As the snow melts away and warmer temperatures move in, it’s the perfect time for homeowners to get in their yard and prune or trim their trees. The goal of pruning is to remove the wood that is wounded or unproductive for wood that will produce fruit or contribute to the health and beauty of the tree. For those who aren’t sure how to clip with confidence, keep reading.
1. Why Is Pruning Necessary
Some wonder why Tree Pruning and Removal are necessary. Effective pruning results in a stronger, safer, healthier, and more productive tree. After the winter months, it’s necessary to prune to remove the dying, diseased, or dead branches. This will help enhance the quality of the fruit along with the life of the tree. Thinning the branches will also help with better airflow, improve exposure to the sun, and prevent moisture from causing fungus or mold issues.
2. Prune at the Right Time
The best time to prune a tree is in March or February, but it may be sooner based on the climate or region. The goal is to prune the trees while they are dormant but the temperatures are starting to warm up. Pruning while the tree is dormant reduces the loss of sap and minimizes stress on the tree. It also helps to reduce the likelihood of an insect infestation or fungus.
3. Preparing for Pruning
Before pruning the tree, make sure to have the right tools on hand and that they are in good condition. Sharper shears are best for clean and easy cuts. After pruning the tree, disinfect the tools in a solution made of nine parts of water and one-part bleach and then soapy water. Let them dry completely. Tree diseases will spread easily if the tools are infected.
4. Proper Pruning is a Must
When pruning a tree, less is more. Every cut will cause stress and increases the tree’s vulnerability to insects and disease. Try to limit pruning to no more than 33 percent of the crown to make sure the living branches make up two-thirds of the tree’s height. If a homeowner prunes too much of the tree, it can cause structural weakness and affect the tree’s health.
5. Pruning Fruit Trees
Different fruit trees require different pruning methods. For apricots, peaches, persimmons, plumcots, plums, cherries, pears, and applies, the right way to prune them is by removing 20 percent of the previous year’s growth. If the tree hasn’t been pruned in several years, a more aggressive trim may be needed. While this is true, never take off more than one-third of the tree during the pruning process.
6. After Pruning
After the tree is pruned, take the time to get rid of the pruned wood. This is especially the case if it is diseased. It is a good idea to fertilize the tree, which helps to close the pruning wounds and reduces the stress on the tree.
Pruning a tree can be hard work, but it is well worth the time and effort that a person puts into it. If a homeowner doesn’t think they can handle the pruning of their trees alone, they can reach out to the professionals for help.

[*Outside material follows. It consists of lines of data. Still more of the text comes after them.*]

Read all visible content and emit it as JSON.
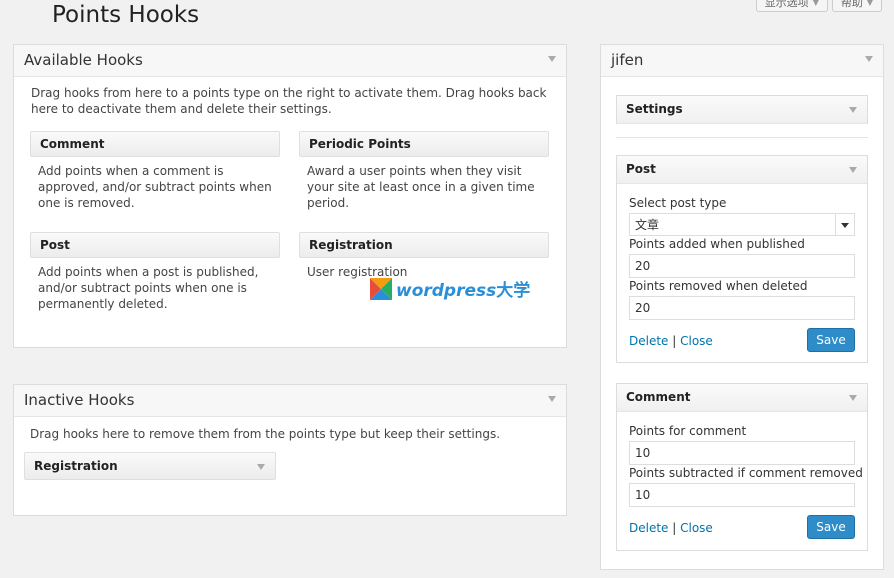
{
  "page_title": "Points Hooks",
  "top_tabs": [
    "显示选项",
    "帮助"
  ],
  "available": {
    "title": "Available Hooks",
    "description": "Drag hooks from here to a points type on the right to activate them. Drag hooks back here to deactivate them and delete their settings.",
    "hooks": [
      {
        "name": "Comment",
        "desc": "Add points when a comment is approved, and/or subtract points when one is removed."
      },
      {
        "name": "Periodic Points",
        "desc": "Award a user points when they visit your site at least once in a given time period."
      },
      {
        "name": "Post",
        "desc": "Add points when a post is published, and/or subtract points when one is permanently deleted."
      },
      {
        "name": "Registration",
        "desc": "User registration"
      }
    ]
  },
  "inactive": {
    "title": "Inactive Hooks",
    "description": "Drag hooks here to remove them from the points type but keep their settings.",
    "hooks": [
      {
        "name": "Registration"
      }
    ]
  },
  "points_type": {
    "title": "jifen",
    "settings_title": "Settings",
    "post": {
      "title": "Post",
      "post_type_label": "Select post type",
      "post_type_value": "文章",
      "added_label": "Points added when published",
      "added_value": "20",
      "removed_label": "Points removed when deleted",
      "removed_value": "20",
      "delete_label": "Delete",
      "close_label": "Close",
      "save_label": "Save"
    },
    "comment": {
      "title": "Comment",
      "points_label": "Points for comment",
      "points_value": "10",
      "subtracted_label": "Points subtracted if comment removed",
      "subtracted_value": "10",
      "delete_label": "Delete",
      "close_label": "Close",
      "save_label": "Save"
    }
  },
  "watermark": {
    "text": "wordpress",
    "cn": "大学"
  },
  "colors": {
    "accent": "#2e8cc8",
    "link": "#0073aa"
  }
}
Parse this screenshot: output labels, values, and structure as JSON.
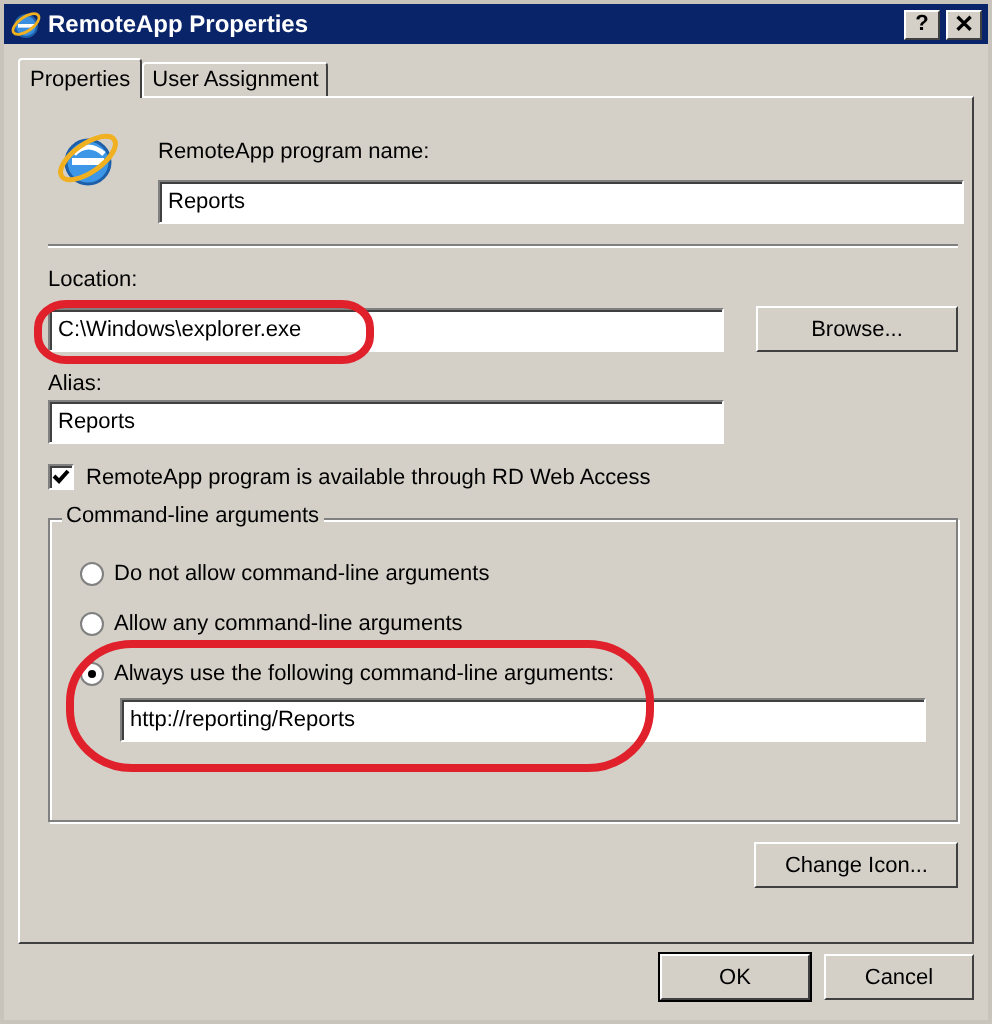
{
  "window": {
    "title": "RemoteApp Properties",
    "controls": [
      {
        "kind": "help",
        "label": "?"
      },
      {
        "kind": "close",
        "label": "✕"
      }
    ]
  },
  "tabs": [
    {
      "label": "Properties",
      "selected": true
    },
    {
      "label": "User Assignment",
      "selected": false
    }
  ],
  "program_name": {
    "label": "RemoteApp program name:",
    "value": "Reports"
  },
  "location": {
    "label": "Location:",
    "value": "C:\\Windows\\explorer.exe",
    "circled": true,
    "button": "Browse..."
  },
  "alias": {
    "label": "Alias:",
    "value": "Reports"
  },
  "web_access": {
    "label": "RemoteApp program is available through RD Web Access",
    "checked": true
  },
  "command_line": {
    "title": "Command-line arguments",
    "options": [
      {
        "label": "Do not allow command-line arguments",
        "selected": false,
        "circled": false
      },
      {
        "label": "Allow any command-line arguments",
        "selected": false,
        "circled": false
      },
      {
        "label": "Always use the following command-line arguments:",
        "selected": true,
        "circled": true
      }
    ],
    "arguments": "http://reporting/Reports"
  },
  "change_icon_button": "Change Icon...",
  "buttons": [
    {
      "label": "OK",
      "default": true
    },
    {
      "label": "Cancel",
      "default": false
    }
  ]
}
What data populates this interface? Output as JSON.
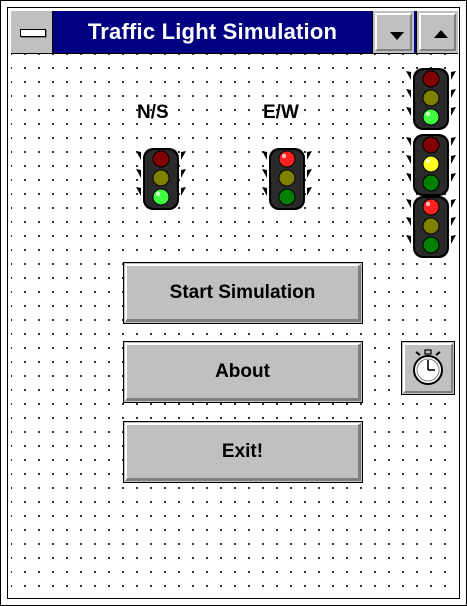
{
  "window": {
    "title": "Traffic Light Simulation"
  },
  "labels": {
    "north_south": "N/S",
    "east_west": "E/W"
  },
  "lights": {
    "ns": "green",
    "ew": "red",
    "palette": [
      "green",
      "yellow",
      "red"
    ]
  },
  "buttons": {
    "start": "Start Simulation",
    "about": "About",
    "exit": "Exit!"
  },
  "icons": {
    "timer": "stopwatch-icon",
    "system_menu": "system-menu-icon",
    "minimize": "minimize-arrow-icon",
    "maximize": "maximize-arrow-icon"
  },
  "colors": {
    "titlebar": "#000080",
    "button_face": "#c0c0c0",
    "red_on": "#ff2020",
    "red_off": "#800000",
    "yellow_on": "#ffff20",
    "yellow_off": "#808000",
    "green_on": "#40ff40",
    "green_off": "#008000"
  }
}
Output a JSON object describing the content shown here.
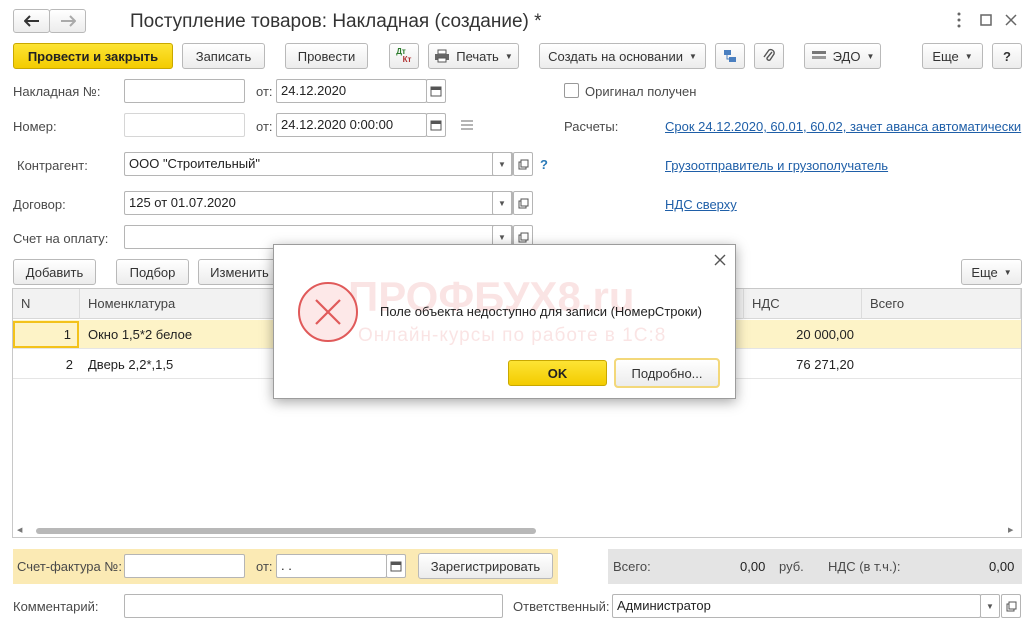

The professionals will be able to provide proper pruning services to ensure that trees remain strong and healthy year after year.